This is my favorite book of the bunch. It’s a really cute story unlike anything I’ve read. I mean, the entire town pretends her husband is still alive because they love and care for Piper. It’s heartwarming with a touch of climate change.
Rock the Boat by Beck Dorey Stein follows three high school friends as they reunite in their hometown one summer. Kate’s life in Manhattan unravels when her long-time boyfriend breaks up with her. She returns to Sea Point to figure out her next step. Miles has also returned home to Sea Point to prove to his mother that he can run the family business. He’s also promised to help his friend Ziggy figure out his financial future after Ziggy’s father passed away.
I enjoyed the different storylines in Rock the Boat and looked forward to picking up the book every chance I got.
The Blue Bistro by Elin Hilderbrand is my first foray into the queen of Nantucket. After a bad breakup, Adrienne heads to Nantucket for the summer and lands a job at The Blue Bistro as the hostess. She soon falls in love with her boss, one of the restaurant’s co-owners.
If you’ve ever worked in restaurants, you’ll definitely find parts relatable and familiar. It’s a solid beach read, but I thought parts of it didn’t hold up great (it was written 10 years ago).
Ace of Spades by Faridah Àbíké-Íyímídé centers around two students, Devon and Chiamaka, at an elite high school as they enter their senior year. They are targeted by “Aces” as personal details are leaked to the entire student body. Through their quest to find out who Aces really is, Devon and Chaimaka uncover a much bigger plot than they could have ever imagined.

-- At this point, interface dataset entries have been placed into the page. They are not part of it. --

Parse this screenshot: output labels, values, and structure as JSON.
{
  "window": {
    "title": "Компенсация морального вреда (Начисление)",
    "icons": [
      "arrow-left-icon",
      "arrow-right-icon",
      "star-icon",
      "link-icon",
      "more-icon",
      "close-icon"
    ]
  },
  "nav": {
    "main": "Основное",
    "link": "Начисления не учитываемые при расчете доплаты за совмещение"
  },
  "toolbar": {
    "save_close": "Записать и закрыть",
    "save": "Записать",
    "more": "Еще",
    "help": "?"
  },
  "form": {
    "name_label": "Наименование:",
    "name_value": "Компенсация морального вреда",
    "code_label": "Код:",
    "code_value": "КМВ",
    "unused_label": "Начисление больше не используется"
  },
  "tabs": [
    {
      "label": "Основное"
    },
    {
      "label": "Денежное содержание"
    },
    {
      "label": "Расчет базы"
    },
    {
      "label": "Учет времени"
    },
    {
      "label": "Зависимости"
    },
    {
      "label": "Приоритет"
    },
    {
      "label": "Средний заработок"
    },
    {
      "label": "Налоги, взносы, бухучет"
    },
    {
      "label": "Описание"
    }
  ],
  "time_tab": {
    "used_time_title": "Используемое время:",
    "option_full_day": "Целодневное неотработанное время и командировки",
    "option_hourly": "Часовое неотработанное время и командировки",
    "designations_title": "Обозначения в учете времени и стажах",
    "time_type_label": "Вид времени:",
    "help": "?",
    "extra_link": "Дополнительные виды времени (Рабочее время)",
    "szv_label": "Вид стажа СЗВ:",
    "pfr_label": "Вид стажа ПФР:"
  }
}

Amazingly, Ace of Spades was written by the author when she was in college. Wow! It tackles issues of race, equality, and homosexuality in a suspenseful thriller.
tbr: up next
I have an entire reading list for the year mostly made up of books I already own and there are a ton of new releases by favorite authors this year too. So many books, too little time! I am making my way through So You Want to Talk About Race and have The Sum of Us, Malibu Rising, and The Magic of Found Objects on my nightstand to read next.
5: A book that you treasure and keep prominently displayed on your bookshelf. All other books will likely be measured against this one.
4: Could not put it down, possibly read through the night, still thinking about it, extremely satisfying and highly recommended
3: Captured my interest, entertaining, would seek other titles by the same author, would recommend
2: Okay to pass the time, probably not memorable, just okay
1: DNF or ended up feeling dissatisfied